LEIPZIG, GERMANY - The U.S. Central Intelligence Agency has devised technology to restrict the use of anti-aircraft missiles after they leave American hands, a researcher said, a move that experts say could persuade the United States that it would be safe to disseminate powerful weapons more frequently.
The new technology is intended for use with shoulder-fired missiles called Man-Portable Air-Defense Systems (MANPADS), Dutch researcher Jos Wetzels told a cybersecurity conference in Leipzig, Germany on Saturday. Wetzels said the system was laid out in a batch of CIA documents published by WikiLeaks in 2017 but that the files were mislabeled and attracted little public attention until now.

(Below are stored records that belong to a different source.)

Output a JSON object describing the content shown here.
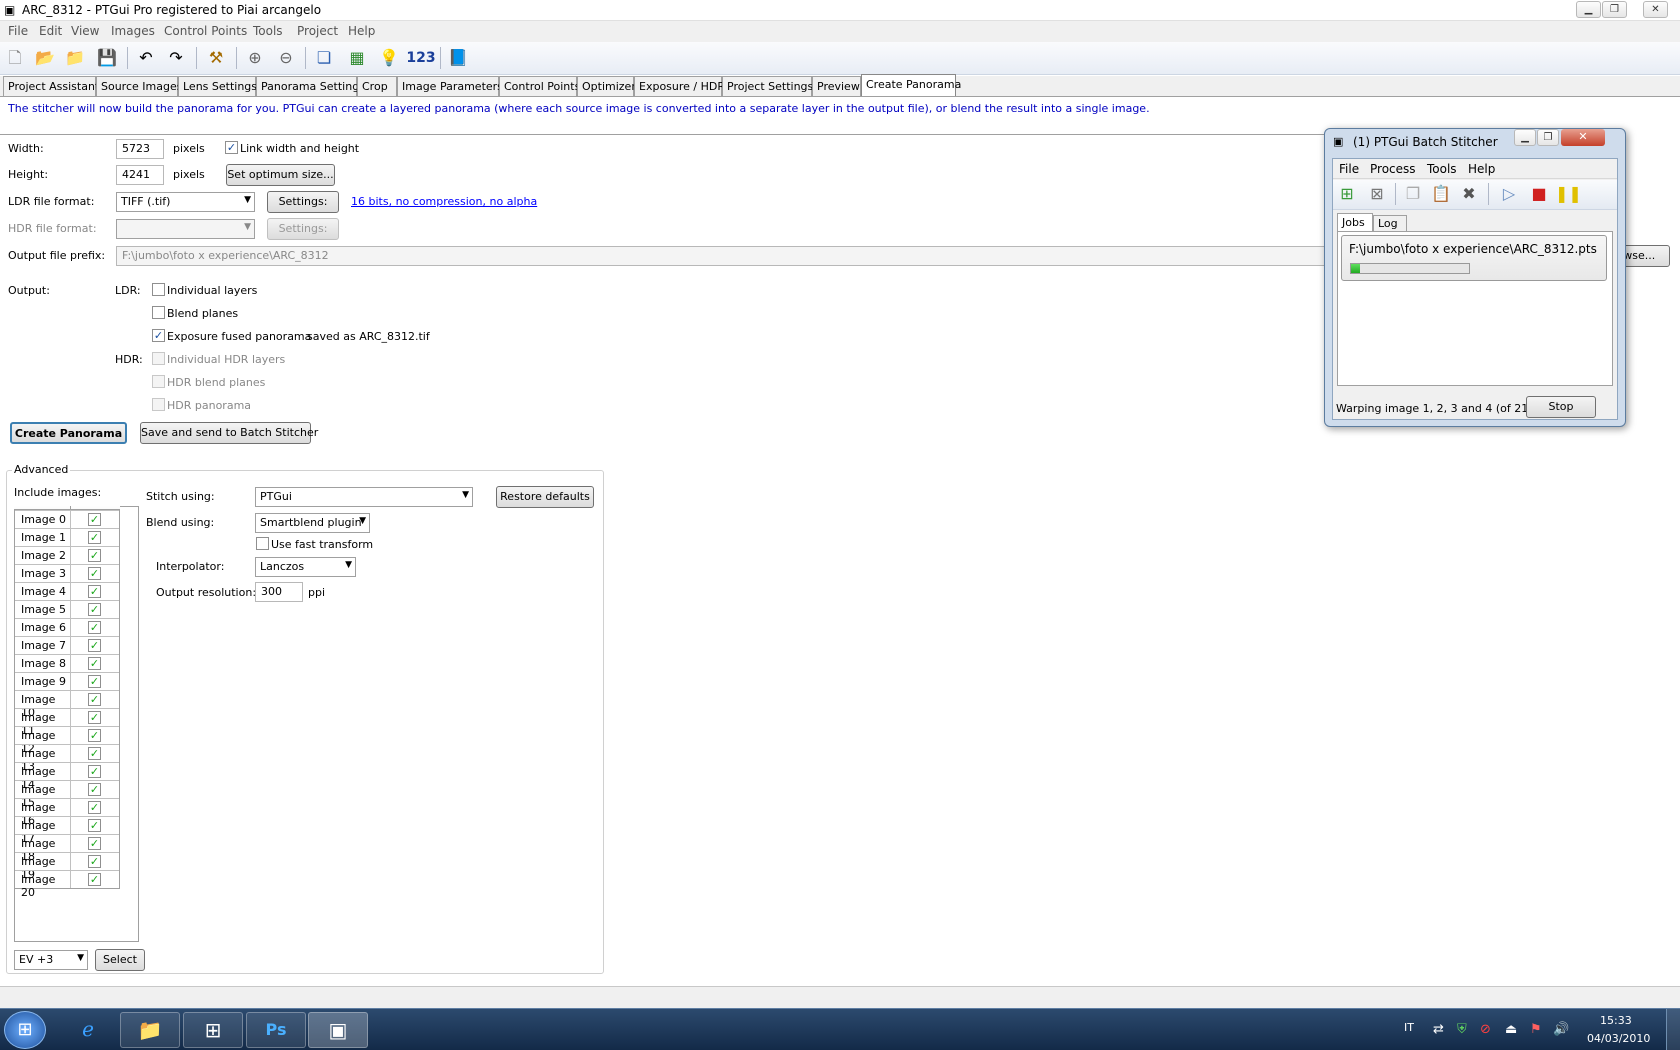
{
  "window": {
    "title": "ARC_8312 - PTGui Pro registered to Piai arcangelo"
  },
  "menu": [
    "File",
    "Edit",
    "View",
    "Images",
    "Control Points",
    "Tools",
    "Project",
    "Help"
  ],
  "toolbar": {
    "number_label": "123"
  },
  "tabs": [
    "Project Assistant",
    "Source Images",
    "Lens Settings",
    "Panorama Settings",
    "Crop",
    "Image Parameters",
    "Control Points",
    "Optimizer",
    "Exposure / HDR",
    "Project Settings",
    "Preview",
    "Create Panorama"
  ],
  "intro": "The stitcher will now build the panorama for you. PTGui can create a layered panorama (where each source image is converted into a separate layer in the output file), or blend the result into a single image.",
  "form": {
    "width_label": "Width:",
    "width_value": "5723",
    "height_label": "Height:",
    "height_value": "4241",
    "pixels": "pixels",
    "link_label": "Link width and height",
    "optimum_btn": "Set optimum size...",
    "ldr_label": "LDR file format:",
    "ldr_value": "TIFF (.tif)",
    "settings_btn": "Settings:",
    "ldr_settings_link": "16 bits, no compression, no alpha",
    "hdr_label": "HDR file format:",
    "prefix_label": "Output file prefix:",
    "prefix_value": "F:\\jumbo\\foto x experience\\ARC_8312",
    "browse_btn": "Browse...",
    "output_label": "Output:",
    "ldr_short": "LDR:",
    "hdr_short": "HDR:",
    "individual_layers": "Individual layers",
    "blend_planes": "Blend planes",
    "exposure_fused": "Exposure fused panorama",
    "saved_as": "saved as ARC_8312.tif",
    "individual_hdr": "Individual HDR layers",
    "hdr_blend_planes": "HDR blend planes",
    "hdr_panorama": "HDR panorama",
    "create_btn": "Create Panorama",
    "batch_btn": "Save and send to Batch Stitcher"
  },
  "advanced": {
    "title": "Advanced",
    "include_label": "Include images:",
    "images": [
      "Image 0",
      "Image 1",
      "Image 2",
      "Image 3",
      "Image 4",
      "Image 5",
      "Image 6",
      "Image 7",
      "Image 8",
      "Image 9",
      "Image 10",
      "Image 11",
      "Image 12",
      "Image 13",
      "Image 14",
      "Image 15",
      "Image 16",
      "Image 17",
      "Image 18",
      "Image 19",
      "Image 20"
    ],
    "ev_value": "EV +3",
    "select_btn": "Select",
    "stitch_label": "Stitch using:",
    "stitch_value": "PTGui",
    "restore_btn": "Restore defaults",
    "blend_label": "Blend using:",
    "blend_value": "Smartblend plugin",
    "fast_transform": "Use fast transform",
    "interp_label": "Interpolator:",
    "interp_value": "Lanczos",
    "res_label": "Output resolution:",
    "res_value": "300",
    "ppi": "ppi"
  },
  "batch": {
    "title": "(1) PTGui Batch Stitcher",
    "menu": [
      "File",
      "Process",
      "Tools",
      "Help"
    ],
    "tabs": [
      "Jobs",
      "Log"
    ],
    "job": "F:\\jumbo\\foto x experience\\ARC_8312.pts",
    "progress": 0.08,
    "status": "Warping image 1, 2, 3 and 4 (of 21)",
    "stop_btn": "Stop"
  },
  "taskbar": {
    "lang": "IT",
    "time": "15:33",
    "date": "04/03/2010"
  },
  "colors": {
    "accent": "#3c7fb1",
    "link": "#0000ff",
    "intro_text": "#0000c0"
  }
}
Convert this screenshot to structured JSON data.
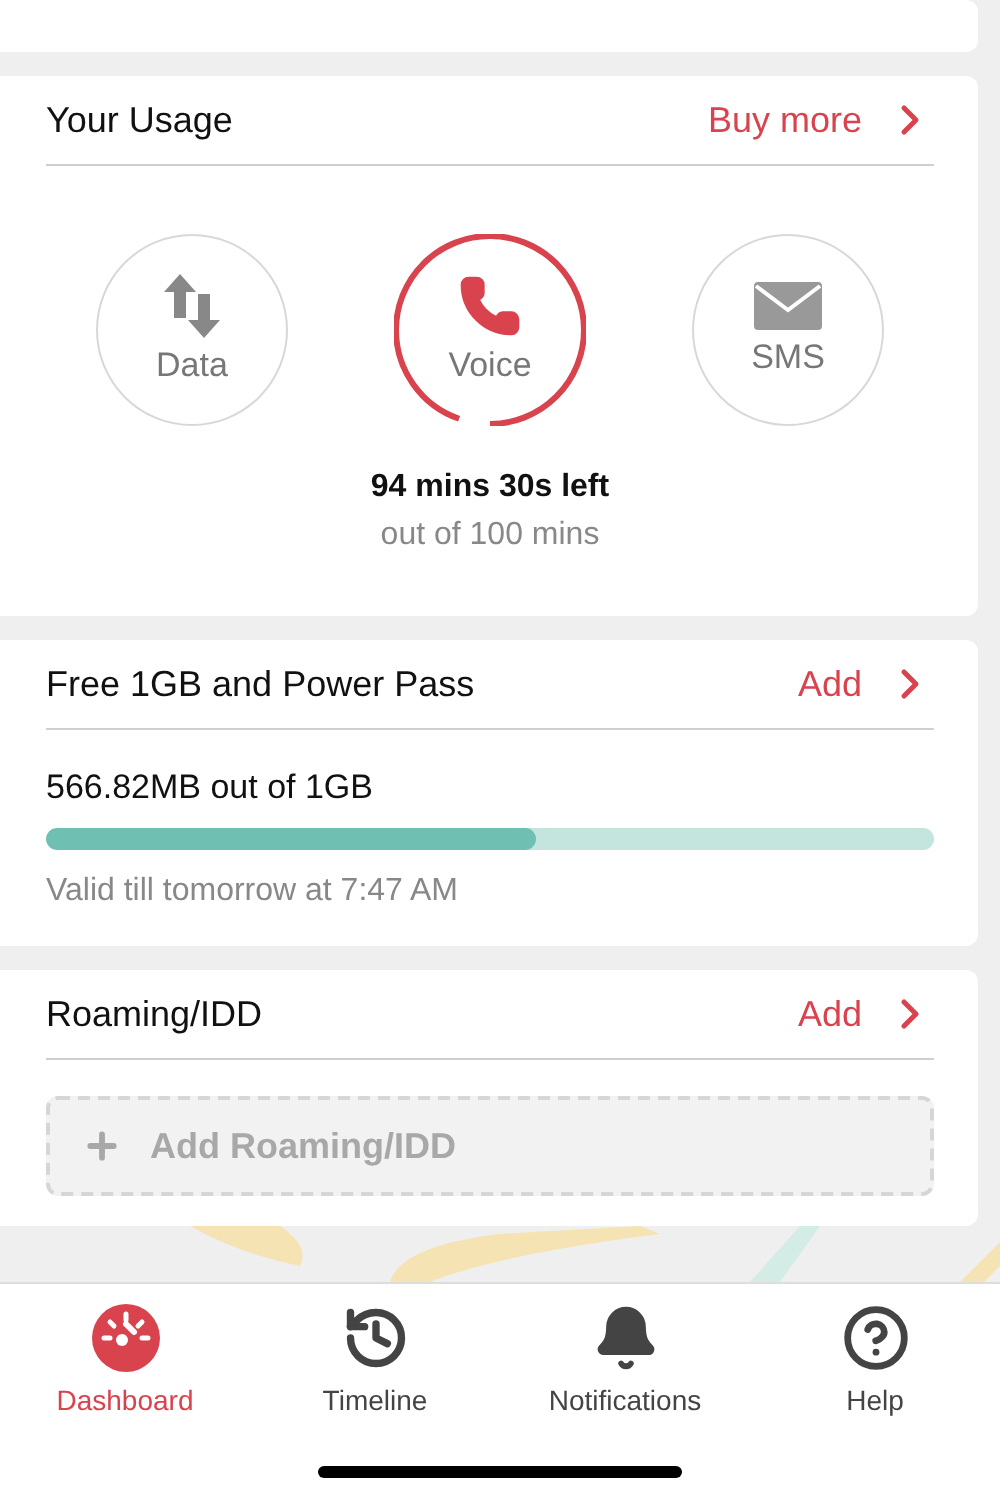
{
  "usage": {
    "title": "Your Usage",
    "action": "Buy more",
    "level": 0.945,
    "remaining": "94 mins 30s left",
    "total": "out of 100 mins",
    "services": [
      {
        "label": "Data",
        "kind": "data",
        "selected": false
      },
      {
        "label": "Voice",
        "kind": "voice",
        "selected": true
      },
      {
        "label": "SMS",
        "kind": "sms",
        "selected": false
      }
    ]
  },
  "pass": {
    "title": "Free 1GB and Power Pass",
    "action": "Add",
    "amount": "566.82MB out of 1GB",
    "level": 0.552,
    "validity": "Valid till tomorrow at 7:47 AM"
  },
  "roaming": {
    "title": "Roaming/IDD",
    "action": "Add",
    "add_button": "Add Roaming/IDD"
  },
  "nav": [
    {
      "label": "Dashboard",
      "kind": "dashboard",
      "selected": true
    },
    {
      "label": "Timeline",
      "kind": "timeline",
      "selected": false
    },
    {
      "label": "Notifications",
      "kind": "notifications",
      "selected": false
    },
    {
      "label": "Help",
      "kind": "help",
      "selected": false
    }
  ]
}
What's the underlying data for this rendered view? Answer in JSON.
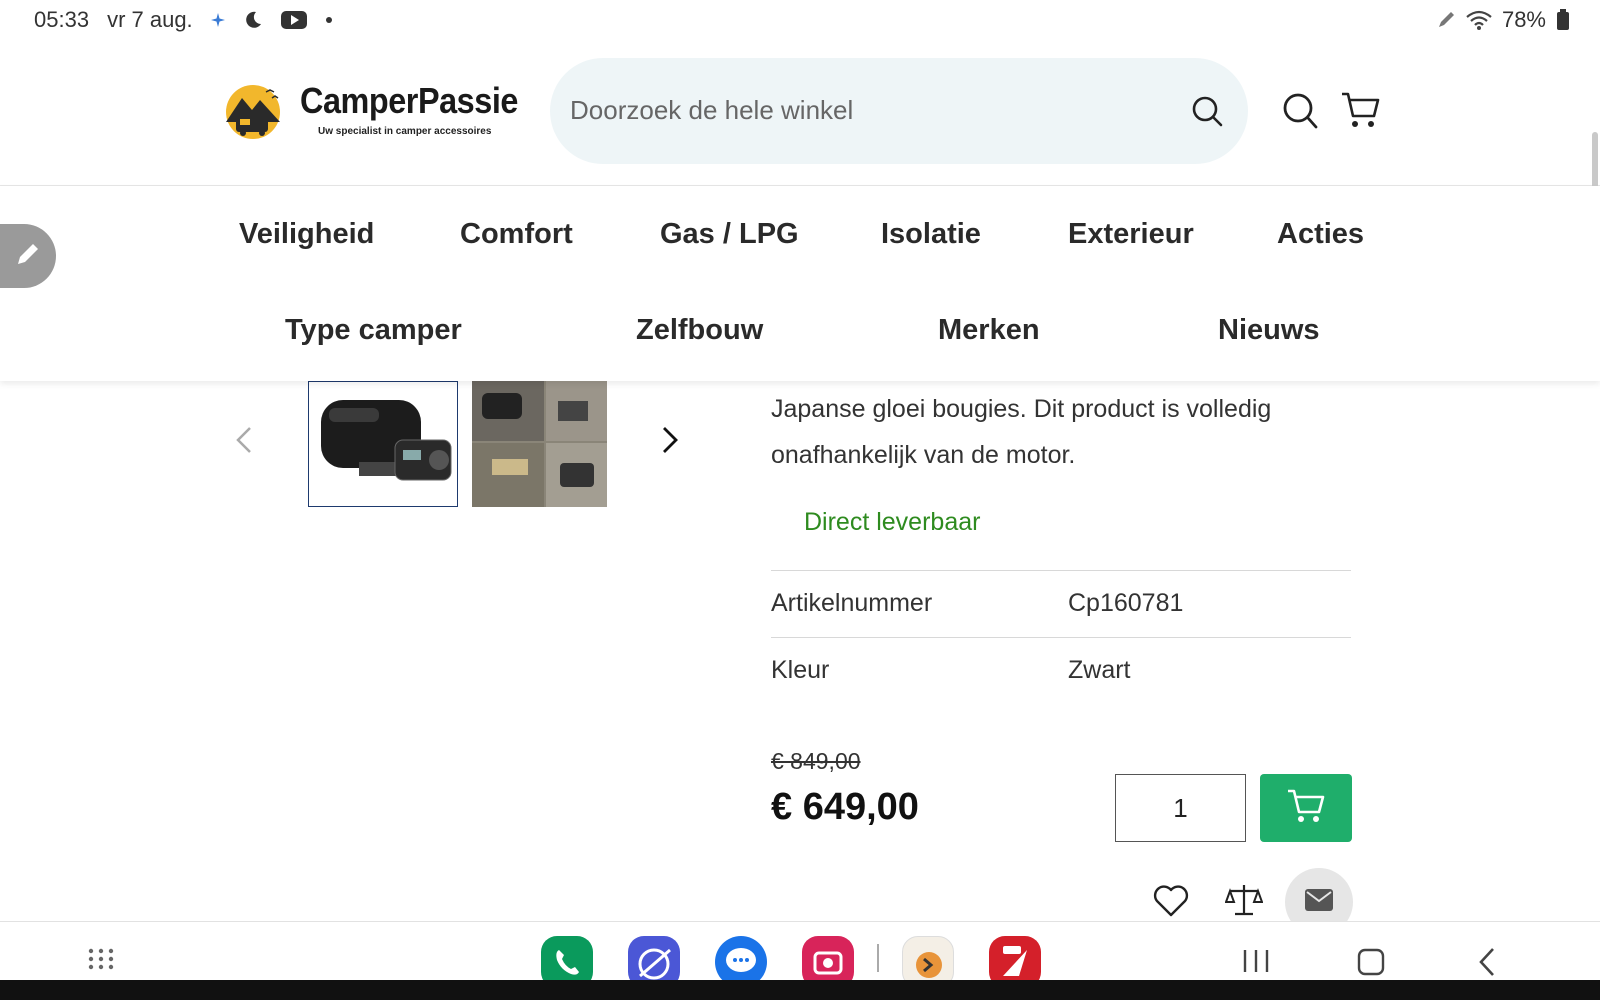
{
  "status_bar": {
    "time": "05:33",
    "date": "vr 7 aug.",
    "battery": "78%",
    "icons": [
      "sparkle-icon",
      "moon-icon",
      "youtube-icon",
      "dot-icon",
      "pen-icon",
      "wifi-icon",
      "battery-icon"
    ]
  },
  "header": {
    "logo_title": "CamperPassie",
    "logo_subtitle": "Uw specialist in camper accessoires",
    "search_placeholder": "Doorzoek de hele winkel",
    "icons": [
      "search-icon",
      "cart-icon"
    ]
  },
  "nav": {
    "row1": [
      "Veiligheid",
      "Comfort",
      "Gas / LPG",
      "Isolatie",
      "Exterieur",
      "Acties"
    ],
    "row2": [
      "Type camper",
      "Zelfbouw",
      "Merken",
      "Nieuws"
    ]
  },
  "product": {
    "description": "Japanse gloei bougies. Dit product is volledig onafhankelijk van de motor.",
    "stock": "Direct leverbaar",
    "specs": [
      {
        "key": "Artikelnummer",
        "value": "Cp160781"
      },
      {
        "key": "Kleur",
        "value": "Zwart"
      }
    ],
    "old_price": "€ 849,00",
    "price": "€ 649,00",
    "quantity": "1"
  },
  "colors": {
    "accent_green": "#1fae6b",
    "stock_green": "#2e8b1f",
    "search_bg": "#eef5f7"
  },
  "dock": {
    "apps": [
      "phone-app-icon",
      "browser-app-icon",
      "messages-app-icon",
      "camera-app-icon",
      "sigma-app-icon",
      "pro-app-icon"
    ],
    "nav_icons": [
      "apps-grid-icon",
      "recents-icon",
      "home-icon",
      "back-icon"
    ]
  }
}
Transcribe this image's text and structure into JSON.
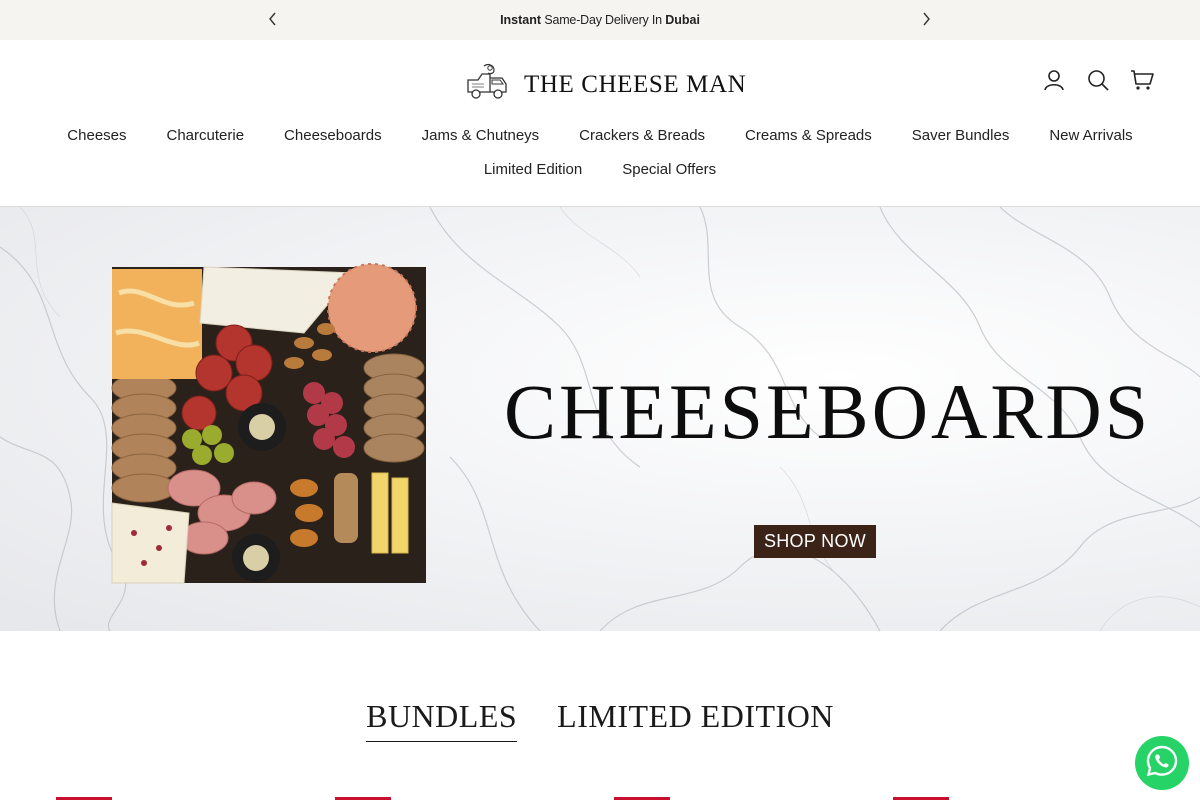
{
  "announcement": {
    "bold_prefix": "Instant",
    "middle": " Same-Day Delivery In ",
    "bold_suffix": "Dubai",
    "prev_icon": "chevron-left-icon",
    "next_icon": "chevron-right-icon"
  },
  "header": {
    "brand": "THE CHEESE MAN",
    "logo_icon": "delivery-truck-logo-icon",
    "icons": [
      "account-icon",
      "search-icon",
      "cart-icon"
    ]
  },
  "nav": {
    "row1": [
      "Cheeses",
      "Charcuterie",
      "Cheeseboards",
      "Jams & Chutneys",
      "Crackers & Breads",
      "Creams & Spreads",
      "Saver Bundles",
      "New Arrivals"
    ],
    "row2": [
      "Limited Edition",
      "Special Offers"
    ]
  },
  "hero": {
    "title": "CHEESEBOARDS",
    "button": "SHOP NOW",
    "button_color": "#3b2417"
  },
  "tabs": {
    "items": [
      "BUNDLES",
      "LIMITED EDITION"
    ],
    "active": "BUNDLES"
  },
  "colors": {
    "announce_bg": "#f5f4f0",
    "badge_red": "#c8102e",
    "whatsapp_green": "#25d366"
  },
  "floating": {
    "whatsapp_icon": "whatsapp-icon"
  }
}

Wetzels said the CIA had come up with a "smart arms control solution" that would restrict the use of missiles "to a particular time and a particular place." The technique, referred to as "geofencing," blocks the use of a device outside a specific geographic area.
Weapons that are disabled when they leave the battlefield could be an attractive feature. Supplied to U.S. allies, the highly portable missiles can help win wars, but they have often been lost, sold, or passed to extremists.
For example, Stinger MANPADS supplied by the United States are credited with helping mujahedeen rebels drive Soviet forces out of Afghanistan in a conflict that spanned the 1980s and 1990s. But U.S. officials have since spent billions of dollars to clear the missiles from the country — and from other conflict zones around the world
Wetzels said it was unclear whether the CIA's design ever left the drawing board or where it was meant to have been deployed, but he noted that the apparent period of development in the documents' metadata — 2014 to 2015 — roughly coincided with media reports about the deployment of MANPADS to rebels in Syria. Geofencing might have been seen as a way of ensuring the missiles were used on the Syrian battlefield and nowhere else, he said.
The CIA declined to comment.
Outside experts who reviewed Wetzels' analysis said they found it plausible.
N.R. Jenzen-Jones, who directs the British-based ARES intelligence consultancy, said geofencing has long been discussed as a safeguard to allow powerful weapons "into the hands of friendly forces operating in high-risk environments."
Wetzels said geofencing was no panacea, running through a list of security vulnerabilities that could be used by insurgents to bypass the restrictions.
"It's not a watertight solution," he said.